Fela and Africa 70 release Gentleman, the first fully formed Afrobeat album and the prelude to Fela’s mid-1970s purple period, when one masterpiece follows another in rapid succession. On the title track, Fela asserts the primacy of traditional African culture and ridicules the adoption of European clothing by Nigeria’s middle and upper classes, identifying it as an example of the post-colonial cultural inferiority-complex which he says is hampering Nigeria’s (and indeed the whole of independent Africa’s) development. He will explore this theme further in the future.
Fela begins performing the song “N.N.G. (Nigerian Natural Grass),” a play on the Nigerian Petroleum Corporation’s Nigerian Natural Gas. Fela never records it because once he does record a song he stops performing it. He wants to keep “N.N.G.” in his live repertoire indefinitely.

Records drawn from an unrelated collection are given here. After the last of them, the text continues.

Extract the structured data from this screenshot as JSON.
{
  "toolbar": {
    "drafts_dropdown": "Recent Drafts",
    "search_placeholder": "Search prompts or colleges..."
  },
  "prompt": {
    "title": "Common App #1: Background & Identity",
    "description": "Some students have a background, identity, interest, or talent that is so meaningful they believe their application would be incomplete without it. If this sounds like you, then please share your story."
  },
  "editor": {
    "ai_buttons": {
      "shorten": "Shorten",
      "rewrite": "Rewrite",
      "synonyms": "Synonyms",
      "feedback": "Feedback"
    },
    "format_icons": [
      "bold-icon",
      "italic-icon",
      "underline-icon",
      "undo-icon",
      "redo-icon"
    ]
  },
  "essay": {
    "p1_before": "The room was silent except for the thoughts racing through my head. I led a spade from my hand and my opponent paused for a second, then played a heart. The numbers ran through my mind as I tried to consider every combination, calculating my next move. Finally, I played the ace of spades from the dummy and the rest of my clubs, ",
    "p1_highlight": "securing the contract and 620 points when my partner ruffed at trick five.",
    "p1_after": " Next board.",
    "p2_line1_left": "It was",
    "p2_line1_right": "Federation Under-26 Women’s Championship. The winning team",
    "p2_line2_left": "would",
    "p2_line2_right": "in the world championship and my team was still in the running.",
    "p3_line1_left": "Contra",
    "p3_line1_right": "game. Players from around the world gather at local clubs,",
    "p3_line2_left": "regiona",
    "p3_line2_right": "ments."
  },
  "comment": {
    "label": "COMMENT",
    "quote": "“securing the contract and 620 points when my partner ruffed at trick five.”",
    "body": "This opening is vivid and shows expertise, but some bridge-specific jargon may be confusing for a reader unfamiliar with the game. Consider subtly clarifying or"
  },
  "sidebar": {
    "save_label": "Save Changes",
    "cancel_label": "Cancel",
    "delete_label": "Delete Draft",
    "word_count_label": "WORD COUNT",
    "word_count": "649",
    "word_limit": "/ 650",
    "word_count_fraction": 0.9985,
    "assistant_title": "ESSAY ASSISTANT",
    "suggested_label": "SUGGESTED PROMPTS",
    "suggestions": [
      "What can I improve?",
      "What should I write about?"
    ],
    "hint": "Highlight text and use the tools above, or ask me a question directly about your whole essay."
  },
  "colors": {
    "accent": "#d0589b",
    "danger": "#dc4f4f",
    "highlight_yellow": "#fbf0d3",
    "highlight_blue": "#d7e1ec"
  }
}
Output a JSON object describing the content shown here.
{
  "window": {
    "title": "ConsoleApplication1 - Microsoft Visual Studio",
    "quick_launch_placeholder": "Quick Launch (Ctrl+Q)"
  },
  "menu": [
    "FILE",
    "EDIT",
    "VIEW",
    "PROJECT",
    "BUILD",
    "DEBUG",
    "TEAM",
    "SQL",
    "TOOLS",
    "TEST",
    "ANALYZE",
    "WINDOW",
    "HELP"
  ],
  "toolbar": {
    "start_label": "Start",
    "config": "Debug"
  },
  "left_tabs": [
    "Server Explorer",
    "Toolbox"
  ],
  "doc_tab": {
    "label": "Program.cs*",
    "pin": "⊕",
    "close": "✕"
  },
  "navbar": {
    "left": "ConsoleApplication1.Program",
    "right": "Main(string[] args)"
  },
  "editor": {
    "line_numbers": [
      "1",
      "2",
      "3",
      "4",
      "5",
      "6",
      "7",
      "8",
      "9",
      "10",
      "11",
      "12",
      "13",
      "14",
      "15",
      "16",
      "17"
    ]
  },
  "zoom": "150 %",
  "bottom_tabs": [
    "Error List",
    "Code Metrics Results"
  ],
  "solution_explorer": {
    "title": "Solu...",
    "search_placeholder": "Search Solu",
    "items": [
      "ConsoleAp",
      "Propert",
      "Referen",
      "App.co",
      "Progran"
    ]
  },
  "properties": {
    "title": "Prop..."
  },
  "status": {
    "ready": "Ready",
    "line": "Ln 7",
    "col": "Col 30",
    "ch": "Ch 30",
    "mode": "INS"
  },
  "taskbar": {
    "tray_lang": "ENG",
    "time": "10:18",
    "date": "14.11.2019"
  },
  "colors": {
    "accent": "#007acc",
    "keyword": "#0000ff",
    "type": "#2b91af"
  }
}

Newspaper reports say that Fela has accused Paul McCartney, who is in Lagos recording his album Band On The Run, of coming to Africa to “steal the black man’s music.” McCartney invites Fela to the studio to hear the album-in-progress and Fela immediately retracts the charge. He invites McCartney to the Shrine, where he is made to feel welcome and has a fantastic night.